Coronavirus is no joke. In the U.S., many people are bracing for a potential quarantine by stocking up on essentials like food and toilet paper. And in some parts of the world, this is already a reality. In Italy, as of this morning the government put the entire country on lockdown to help contain the spread of the virus, CNN reports. But what does a "mandatory quarantine" actually look like for citizens? Outside from watching Outbreak (do not recommend), the best way to find out is to hear from people who are currently living it.
1.) From TrickiestLemon:
Right now I'm in my office in Tuscany, 20 miles away from my home. This morning at 7 am we hadn't any problem moving around, but I don't know how things will evolve outside my workplace.
There are a lot of different informations about what you can and what you can't do from all the media, so I'm here hoping to not getting sick and still be capable at least to move to home tonight and maybe came back to work in the next days.
Some say life goes on like always, others say everything is compromised. I'm just here, waiting for things to develop. I have friends in northern Italy quarantined in their homes, my mum in hospital working with face masks and generally people freaking out.
They say grocery shopping will be guaranteed, so overall I'm not even worried about it. Maybe is the chance to have some days off and enjoy my home and some games...
Unrequested update: is 6pm, while working we got a document to show to police officers if we get stopped while going from a "comune" (something like U.S. municipalities) to another. In this document we declare who we are and why we aren't in our home. You can move by car/bike/whatever if you have to meet your family (older people who need care, children and so on) or go to work. Every other reason is forbidden. Right now you still can go around the comune where you live without almost any problem (you only have to keep distance from people around you).
Traffic is quite low, compared to last week for example, but people still do their things. A lot of non-fundamental services are closed but you can still go to a pharmacy, hospital, gas stations and big workplaces like industries.
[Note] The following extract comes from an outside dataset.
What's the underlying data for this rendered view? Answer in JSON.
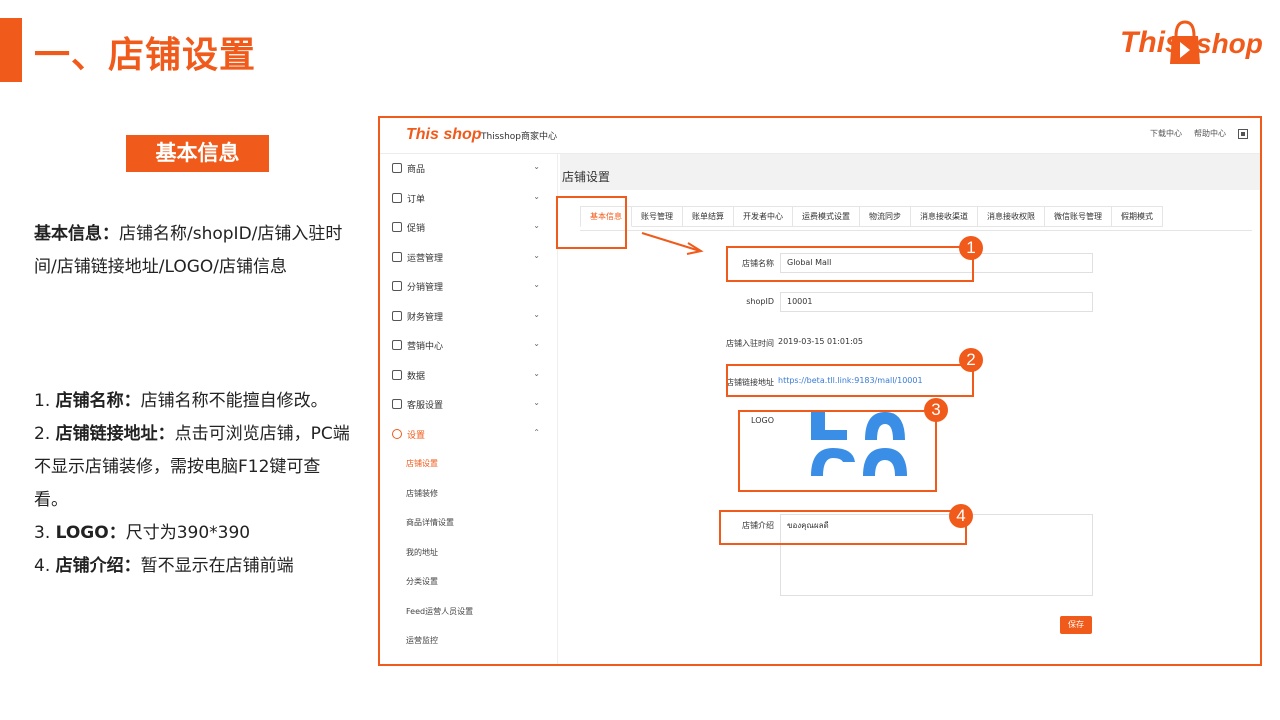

Social life is paused, almost everything else is still active in my life.